* _WORK REQUEST_
Please repeat all the entries. Nothing may differ.

* _SOURCE DATA_

§ §

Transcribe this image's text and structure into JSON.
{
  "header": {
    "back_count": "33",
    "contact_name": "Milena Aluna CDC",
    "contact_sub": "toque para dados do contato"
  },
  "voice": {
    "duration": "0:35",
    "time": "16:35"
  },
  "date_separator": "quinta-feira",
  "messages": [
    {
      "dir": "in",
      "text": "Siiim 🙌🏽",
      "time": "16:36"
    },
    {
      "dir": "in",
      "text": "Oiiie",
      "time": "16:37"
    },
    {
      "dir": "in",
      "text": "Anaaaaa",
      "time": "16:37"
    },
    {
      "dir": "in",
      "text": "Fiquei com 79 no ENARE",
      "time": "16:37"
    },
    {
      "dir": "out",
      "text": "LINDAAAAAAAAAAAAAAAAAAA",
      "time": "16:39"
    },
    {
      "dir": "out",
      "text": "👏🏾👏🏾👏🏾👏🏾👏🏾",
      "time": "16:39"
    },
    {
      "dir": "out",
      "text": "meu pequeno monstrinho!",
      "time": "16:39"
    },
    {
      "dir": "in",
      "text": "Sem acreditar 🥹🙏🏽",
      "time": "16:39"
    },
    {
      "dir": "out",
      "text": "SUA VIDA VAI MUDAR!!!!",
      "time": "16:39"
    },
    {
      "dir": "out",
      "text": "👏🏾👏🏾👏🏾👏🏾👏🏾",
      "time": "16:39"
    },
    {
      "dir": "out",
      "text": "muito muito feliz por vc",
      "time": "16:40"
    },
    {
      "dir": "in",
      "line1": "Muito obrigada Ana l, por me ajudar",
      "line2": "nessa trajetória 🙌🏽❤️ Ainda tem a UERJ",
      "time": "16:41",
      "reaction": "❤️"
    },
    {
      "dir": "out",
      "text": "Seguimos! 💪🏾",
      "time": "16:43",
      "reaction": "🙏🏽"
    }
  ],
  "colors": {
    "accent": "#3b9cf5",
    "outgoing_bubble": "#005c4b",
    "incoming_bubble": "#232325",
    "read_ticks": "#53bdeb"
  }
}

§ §

* _THE COMPLETED TASK_
Transcribe this image's text and structure into JSON.
{
  "header": {
    "back_count": "33",
    "contact_name": "Milena Aluna CDC",
    "contact_sub": "toque para dados do contato"
  },
  "voice": {
    "duration": "0:35",
    "time": "16:35"
  },
  "date_separator": "quinta-feira",
  "messages": [
    {
      "dir": "in",
      "text": "Siiim 🙌🏽",
      "time": "16:36"
    },
    {
      "dir": "in",
      "text": "Oiiie",
      "time": "16:37"
    },
    {
      "dir": "in",
      "text": "Anaaaaa",
      "time": "16:37"
    },
    {
      "dir": "in",
      "text": "Fiquei com 79 no ENARE",
      "time": "16:37"
    },
    {
      "dir": "out",
      "text": "LINDAAAAAAAAAAAAAAAAAAA",
      "time": "16:39"
    },
    {
      "dir": "out",
      "text": "👏🏾👏🏾👏🏾👏🏾👏🏾",
      "time": "16:39"
    },
    {
      "dir": "out",
      "text": "meu pequeno monstrinho!",
      "time": "16:39"
    },
    {
      "dir": "in",
      "text": "Sem acreditar 🥹🙏🏽",
      "time": "16:39"
    },
    {
      "dir": "out",
      "text": "SUA VIDA VAI MUDAR!!!!",
      "time": "16:39"
    },
    {
      "dir": "out",
      "text": "👏🏾👏🏾👏🏾👏🏾👏🏾",
      "time": "16:39"
    },
    {
      "dir": "out",
      "text": "muito muito feliz por vc",
      "time": "16:40"
    },
    {
      "dir": "in",
      "line1": "Muito obrigada Ana l, por me ajudar",
      "line2": "nessa trajetória 🙌🏽❤️ Ainda tem a UERJ",
      "time": "16:41",
      "reaction": "❤️"
    },
    {
      "dir": "out",
      "text": "Seguimos! 💪🏾",
      "time": "16:43",
      "reaction": "🙏🏽"
    }
  ],
  "colors": {
    "accent": "#3b9cf5",
    "outgoing_bubble": "#005c4b",
    "incoming_bubble": "#232325",
    "read_ticks": "#53bdeb"
  }
}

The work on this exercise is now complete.